»»

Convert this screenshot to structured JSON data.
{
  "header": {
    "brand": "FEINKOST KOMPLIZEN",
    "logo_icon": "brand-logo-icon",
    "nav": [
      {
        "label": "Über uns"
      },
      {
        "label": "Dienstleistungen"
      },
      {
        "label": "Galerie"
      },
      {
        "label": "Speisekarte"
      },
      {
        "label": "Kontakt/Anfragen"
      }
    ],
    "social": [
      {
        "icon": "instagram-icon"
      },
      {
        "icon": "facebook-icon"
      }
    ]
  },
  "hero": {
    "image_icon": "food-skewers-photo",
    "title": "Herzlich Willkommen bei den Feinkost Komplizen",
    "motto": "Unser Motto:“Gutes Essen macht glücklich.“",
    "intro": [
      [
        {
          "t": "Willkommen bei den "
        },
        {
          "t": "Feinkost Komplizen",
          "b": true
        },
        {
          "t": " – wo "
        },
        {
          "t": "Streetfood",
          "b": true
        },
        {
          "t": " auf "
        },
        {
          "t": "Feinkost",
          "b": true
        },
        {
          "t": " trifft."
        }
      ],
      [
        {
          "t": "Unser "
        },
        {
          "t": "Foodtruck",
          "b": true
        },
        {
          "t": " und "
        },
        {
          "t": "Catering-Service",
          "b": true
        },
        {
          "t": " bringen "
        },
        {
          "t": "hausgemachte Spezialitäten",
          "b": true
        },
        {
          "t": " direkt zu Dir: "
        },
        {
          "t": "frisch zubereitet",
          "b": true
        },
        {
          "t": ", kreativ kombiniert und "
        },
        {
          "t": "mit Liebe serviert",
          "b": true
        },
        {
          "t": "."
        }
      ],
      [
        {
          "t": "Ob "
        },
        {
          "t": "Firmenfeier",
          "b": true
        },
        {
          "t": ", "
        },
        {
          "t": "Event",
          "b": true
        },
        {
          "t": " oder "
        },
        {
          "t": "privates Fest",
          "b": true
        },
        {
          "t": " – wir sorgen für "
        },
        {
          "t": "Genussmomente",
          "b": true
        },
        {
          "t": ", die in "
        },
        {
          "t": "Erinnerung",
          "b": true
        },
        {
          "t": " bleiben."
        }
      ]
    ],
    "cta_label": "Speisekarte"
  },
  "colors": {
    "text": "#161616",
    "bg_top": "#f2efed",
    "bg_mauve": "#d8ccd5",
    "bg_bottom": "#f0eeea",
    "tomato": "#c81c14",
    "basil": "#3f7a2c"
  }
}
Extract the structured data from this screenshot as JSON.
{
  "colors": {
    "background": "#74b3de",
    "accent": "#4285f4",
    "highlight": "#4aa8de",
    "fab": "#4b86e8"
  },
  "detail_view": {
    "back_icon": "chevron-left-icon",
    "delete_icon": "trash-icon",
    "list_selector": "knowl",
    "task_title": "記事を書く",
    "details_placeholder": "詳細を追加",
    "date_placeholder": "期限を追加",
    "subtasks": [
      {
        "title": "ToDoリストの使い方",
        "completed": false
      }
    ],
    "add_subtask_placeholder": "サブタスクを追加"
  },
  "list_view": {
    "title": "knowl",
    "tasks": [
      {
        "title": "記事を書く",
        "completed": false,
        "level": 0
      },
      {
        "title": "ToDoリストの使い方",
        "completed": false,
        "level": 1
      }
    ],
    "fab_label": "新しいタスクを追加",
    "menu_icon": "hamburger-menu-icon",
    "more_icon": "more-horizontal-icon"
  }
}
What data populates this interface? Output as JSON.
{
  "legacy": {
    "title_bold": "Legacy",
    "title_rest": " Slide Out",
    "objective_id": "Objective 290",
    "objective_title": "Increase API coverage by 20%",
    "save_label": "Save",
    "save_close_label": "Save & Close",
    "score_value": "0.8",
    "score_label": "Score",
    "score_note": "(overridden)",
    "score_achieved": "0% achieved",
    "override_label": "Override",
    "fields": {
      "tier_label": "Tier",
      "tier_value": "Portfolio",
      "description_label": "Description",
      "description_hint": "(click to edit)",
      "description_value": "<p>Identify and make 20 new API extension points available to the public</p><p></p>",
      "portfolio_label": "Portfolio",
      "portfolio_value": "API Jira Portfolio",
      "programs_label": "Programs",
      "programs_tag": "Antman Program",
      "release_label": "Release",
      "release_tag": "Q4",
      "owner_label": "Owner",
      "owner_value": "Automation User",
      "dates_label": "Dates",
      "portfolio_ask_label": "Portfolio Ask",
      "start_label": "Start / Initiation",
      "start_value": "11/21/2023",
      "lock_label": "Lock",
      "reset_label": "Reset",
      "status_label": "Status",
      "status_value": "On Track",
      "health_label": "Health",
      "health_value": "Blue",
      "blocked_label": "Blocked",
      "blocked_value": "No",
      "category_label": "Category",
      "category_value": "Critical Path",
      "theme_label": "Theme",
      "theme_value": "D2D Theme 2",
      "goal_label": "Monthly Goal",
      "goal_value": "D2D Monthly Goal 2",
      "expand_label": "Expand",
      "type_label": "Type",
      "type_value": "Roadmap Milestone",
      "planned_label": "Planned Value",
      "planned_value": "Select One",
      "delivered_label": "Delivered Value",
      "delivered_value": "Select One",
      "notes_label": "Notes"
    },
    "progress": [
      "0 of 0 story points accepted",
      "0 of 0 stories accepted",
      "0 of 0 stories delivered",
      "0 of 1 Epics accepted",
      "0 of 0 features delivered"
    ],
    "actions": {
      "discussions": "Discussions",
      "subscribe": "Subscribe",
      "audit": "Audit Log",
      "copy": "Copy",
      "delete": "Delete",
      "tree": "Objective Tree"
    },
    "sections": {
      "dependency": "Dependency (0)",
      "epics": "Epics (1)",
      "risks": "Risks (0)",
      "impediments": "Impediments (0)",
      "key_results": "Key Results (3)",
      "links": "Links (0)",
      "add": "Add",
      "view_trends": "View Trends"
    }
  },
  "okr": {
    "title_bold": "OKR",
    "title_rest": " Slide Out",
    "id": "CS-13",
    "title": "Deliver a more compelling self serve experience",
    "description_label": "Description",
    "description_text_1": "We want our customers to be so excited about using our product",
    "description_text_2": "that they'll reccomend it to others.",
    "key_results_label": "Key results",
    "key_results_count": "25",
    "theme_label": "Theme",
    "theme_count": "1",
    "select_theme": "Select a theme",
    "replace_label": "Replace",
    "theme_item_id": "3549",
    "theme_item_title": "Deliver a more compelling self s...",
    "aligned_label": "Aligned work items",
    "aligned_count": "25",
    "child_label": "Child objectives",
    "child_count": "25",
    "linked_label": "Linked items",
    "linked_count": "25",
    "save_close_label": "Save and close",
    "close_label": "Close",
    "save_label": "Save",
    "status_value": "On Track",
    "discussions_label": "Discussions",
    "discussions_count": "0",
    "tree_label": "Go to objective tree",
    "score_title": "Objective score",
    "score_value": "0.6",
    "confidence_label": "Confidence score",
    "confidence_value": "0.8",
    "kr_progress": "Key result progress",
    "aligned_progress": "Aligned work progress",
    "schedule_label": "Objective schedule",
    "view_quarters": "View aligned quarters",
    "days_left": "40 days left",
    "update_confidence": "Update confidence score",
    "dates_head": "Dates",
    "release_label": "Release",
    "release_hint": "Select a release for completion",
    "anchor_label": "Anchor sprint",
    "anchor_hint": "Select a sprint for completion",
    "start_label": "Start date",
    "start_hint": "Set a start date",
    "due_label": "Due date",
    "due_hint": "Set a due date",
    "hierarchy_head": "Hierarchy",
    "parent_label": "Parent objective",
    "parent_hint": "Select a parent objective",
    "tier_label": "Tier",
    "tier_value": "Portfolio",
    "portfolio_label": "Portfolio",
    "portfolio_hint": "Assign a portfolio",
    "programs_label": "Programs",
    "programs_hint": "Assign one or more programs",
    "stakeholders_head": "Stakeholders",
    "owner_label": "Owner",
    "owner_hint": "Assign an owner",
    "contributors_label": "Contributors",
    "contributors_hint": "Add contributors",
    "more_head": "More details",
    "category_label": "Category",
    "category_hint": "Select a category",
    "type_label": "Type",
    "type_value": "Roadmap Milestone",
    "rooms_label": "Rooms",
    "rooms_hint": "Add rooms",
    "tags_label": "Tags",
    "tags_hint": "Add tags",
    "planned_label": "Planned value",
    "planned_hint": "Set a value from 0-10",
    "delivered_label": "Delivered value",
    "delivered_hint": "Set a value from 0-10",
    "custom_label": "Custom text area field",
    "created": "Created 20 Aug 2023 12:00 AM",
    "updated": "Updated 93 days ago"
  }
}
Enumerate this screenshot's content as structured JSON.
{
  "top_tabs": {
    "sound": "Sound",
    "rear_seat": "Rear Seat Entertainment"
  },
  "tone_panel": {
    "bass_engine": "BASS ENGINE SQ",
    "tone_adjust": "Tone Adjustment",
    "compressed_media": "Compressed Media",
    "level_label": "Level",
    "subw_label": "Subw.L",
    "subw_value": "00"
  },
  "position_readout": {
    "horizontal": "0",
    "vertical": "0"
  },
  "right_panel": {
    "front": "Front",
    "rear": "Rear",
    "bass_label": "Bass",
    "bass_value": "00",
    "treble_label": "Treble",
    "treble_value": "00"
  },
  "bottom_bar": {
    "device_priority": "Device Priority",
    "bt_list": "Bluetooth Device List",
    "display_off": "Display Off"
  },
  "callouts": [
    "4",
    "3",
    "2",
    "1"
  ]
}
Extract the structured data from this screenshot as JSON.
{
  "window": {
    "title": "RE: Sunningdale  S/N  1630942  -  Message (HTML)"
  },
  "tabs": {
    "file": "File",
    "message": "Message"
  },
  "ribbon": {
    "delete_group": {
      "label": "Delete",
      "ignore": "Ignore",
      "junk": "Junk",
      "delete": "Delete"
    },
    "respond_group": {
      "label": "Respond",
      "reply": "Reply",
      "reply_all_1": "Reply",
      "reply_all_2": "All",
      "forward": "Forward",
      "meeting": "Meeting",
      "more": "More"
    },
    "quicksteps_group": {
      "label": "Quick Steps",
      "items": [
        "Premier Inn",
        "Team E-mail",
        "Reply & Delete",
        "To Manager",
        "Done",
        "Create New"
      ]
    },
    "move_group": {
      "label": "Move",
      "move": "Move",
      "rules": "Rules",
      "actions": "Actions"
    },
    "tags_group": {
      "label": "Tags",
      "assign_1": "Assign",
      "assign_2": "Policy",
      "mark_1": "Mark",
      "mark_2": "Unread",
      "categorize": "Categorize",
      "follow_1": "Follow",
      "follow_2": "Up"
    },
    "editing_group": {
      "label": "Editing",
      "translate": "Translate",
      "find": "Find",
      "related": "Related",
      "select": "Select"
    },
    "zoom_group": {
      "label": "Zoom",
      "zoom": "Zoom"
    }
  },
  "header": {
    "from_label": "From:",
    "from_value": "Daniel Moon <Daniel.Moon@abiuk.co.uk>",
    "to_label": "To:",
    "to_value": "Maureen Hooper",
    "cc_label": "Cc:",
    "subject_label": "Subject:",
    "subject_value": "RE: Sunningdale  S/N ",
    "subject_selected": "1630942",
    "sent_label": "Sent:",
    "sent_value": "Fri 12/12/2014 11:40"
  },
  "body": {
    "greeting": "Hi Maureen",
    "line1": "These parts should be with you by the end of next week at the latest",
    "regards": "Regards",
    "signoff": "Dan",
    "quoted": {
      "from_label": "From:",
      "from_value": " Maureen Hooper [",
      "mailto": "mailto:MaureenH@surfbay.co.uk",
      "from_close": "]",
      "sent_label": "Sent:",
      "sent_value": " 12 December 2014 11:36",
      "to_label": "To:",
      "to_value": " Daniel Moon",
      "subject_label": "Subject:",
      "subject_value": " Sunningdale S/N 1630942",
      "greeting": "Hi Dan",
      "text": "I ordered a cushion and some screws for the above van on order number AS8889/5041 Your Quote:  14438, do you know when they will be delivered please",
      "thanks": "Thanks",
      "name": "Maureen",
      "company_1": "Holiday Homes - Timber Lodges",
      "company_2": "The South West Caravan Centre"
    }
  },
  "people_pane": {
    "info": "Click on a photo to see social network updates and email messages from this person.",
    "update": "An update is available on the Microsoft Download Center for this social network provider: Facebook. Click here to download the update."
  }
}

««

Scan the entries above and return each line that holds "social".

    "social": [
    "info": "Click on a photo to see social network updates and email messages from this person.",
    "update": "An update is available on the Microsoft Download Center for this social network provider: Facebook. Click here to download the update."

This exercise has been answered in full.